It's pretty standard fare, but the idea of Michael Bloomberg buying coffee and handing it out for free to Merril Lynch employees makes me immediately think of that clown kid handing out free coffee to people in order to get a job.
Maybe he was onto something
The following are some tips for becoming a successful entrepreneur based on my experience of building a company from the ground up, leading New York City as mayor, and founding a philanthropic organization.
1. Take risks.
Life is too short to spend your time avoiding failure.
In 1981, at the age of 39, I was fired from the only full-time job I'd ever had - a job I loved.
But I never let myself look back, and the very next day I took a big risk and began my own company based on an unproven idea that nearly everyone thought would fail: making financial information available to people, right on their desktops. Remember, this was before people had desktops.
In 2001, when I was debating whether to run for mayor, most people advised me against it. They all were afraid I'd fail.
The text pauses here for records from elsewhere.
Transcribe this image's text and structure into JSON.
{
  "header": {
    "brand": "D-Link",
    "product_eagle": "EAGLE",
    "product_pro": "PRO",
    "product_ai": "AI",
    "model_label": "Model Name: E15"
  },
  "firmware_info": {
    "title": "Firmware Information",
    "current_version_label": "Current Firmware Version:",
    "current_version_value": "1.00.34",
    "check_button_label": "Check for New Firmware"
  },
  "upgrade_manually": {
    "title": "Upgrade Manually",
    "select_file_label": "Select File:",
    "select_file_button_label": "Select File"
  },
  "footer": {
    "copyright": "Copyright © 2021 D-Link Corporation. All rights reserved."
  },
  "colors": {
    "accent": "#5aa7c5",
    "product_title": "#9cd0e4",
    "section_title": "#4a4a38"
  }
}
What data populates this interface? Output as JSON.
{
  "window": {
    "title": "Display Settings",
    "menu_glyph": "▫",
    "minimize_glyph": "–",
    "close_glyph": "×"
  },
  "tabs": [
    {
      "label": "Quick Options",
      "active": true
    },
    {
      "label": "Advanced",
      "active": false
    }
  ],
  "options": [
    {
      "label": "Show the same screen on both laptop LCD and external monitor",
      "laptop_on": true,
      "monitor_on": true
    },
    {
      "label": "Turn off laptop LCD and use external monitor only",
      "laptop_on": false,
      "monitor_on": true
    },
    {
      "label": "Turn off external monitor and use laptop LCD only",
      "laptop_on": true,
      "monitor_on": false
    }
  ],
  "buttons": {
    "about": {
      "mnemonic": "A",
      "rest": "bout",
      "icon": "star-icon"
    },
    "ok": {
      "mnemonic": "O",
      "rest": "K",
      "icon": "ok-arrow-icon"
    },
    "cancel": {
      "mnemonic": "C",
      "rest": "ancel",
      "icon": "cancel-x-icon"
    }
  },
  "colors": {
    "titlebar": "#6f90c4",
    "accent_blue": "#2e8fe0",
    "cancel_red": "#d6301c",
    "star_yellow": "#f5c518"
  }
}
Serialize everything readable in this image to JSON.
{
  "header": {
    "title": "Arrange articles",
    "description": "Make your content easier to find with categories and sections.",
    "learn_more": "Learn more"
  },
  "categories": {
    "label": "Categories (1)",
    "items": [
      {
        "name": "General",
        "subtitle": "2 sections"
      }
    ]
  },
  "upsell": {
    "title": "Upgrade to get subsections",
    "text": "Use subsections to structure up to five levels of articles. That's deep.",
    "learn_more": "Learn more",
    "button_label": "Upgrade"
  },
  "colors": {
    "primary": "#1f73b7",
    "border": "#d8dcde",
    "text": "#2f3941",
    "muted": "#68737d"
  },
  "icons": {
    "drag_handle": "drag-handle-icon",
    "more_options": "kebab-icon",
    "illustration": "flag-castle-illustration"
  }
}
But one person said: "If you can picture yourself giving a concession speech, then why not go for it?" That was the best advice I received - and I followed it.
In order to succeed, you must first be willing to fail - and you must have the courage to go for it anyway.
2. Make your own luck.
Luck plays a part in success, but the harder you work, the luckier you get.
Whatever you choose to do, even if it's not the job of your dreams, always work hard at it. Be the first person at work in the morning and the last to leave at night. Hard work creates opportunities where your resume cannot.
3. Be persistent.
Persistence really does pay off.
When starting my company, I would go downtown and buy cups of coffee. Then I'd take the coffee up to- our target audience - and walk the hallways.
"Hi," I would say. "I'm Mike Bloomberg and I brought you a cup of coffee. Can I talk to you?"
Even if people were wondering who I was or where I came from, they still took the coffee.
And I kept coming back, day after day, working to build relationships with potential customers. I learned about the audience for our product and what they could really use.
Three years after starting Bloomberg LP,20 terminals and became our first customer.
4. Never stop learning.
The most powerful word in the English language is "Why." There is nothing so powerful as an open, inquiring mind. Whatever field you choose for starting a business - be a lifelong student.
The world is full of people who have stopped learning and who think they've got it all figured out. You've no doubt met some of them already - and you'll meet plenty more.
Their favorite word is "No." They will give you a million reasons why something can't be done or shouldn't be done.
Don't listen to them, don't be deterred by them, and don't become one of them. Not if you want to fulfill your potential - and not if you want to change the world for the better.
5. Give back.
You are ultimately responsible for your success and failure, but you only succeed if you share the reward with others.
At the end of the day, ask yourself: "Am I making a difference in the lives of others?"
My first charitable donation was a $5 check to my alma mater, Johns Hopkins, not long after I graduated. I was just scraping by back then, but I continued to give. And while the checks may be bigger today, they come with the same spirit. You don't have to be wealthy to give back. You can give back by getting involved and giving your time and talents. You just have to be committed to opening doors for others.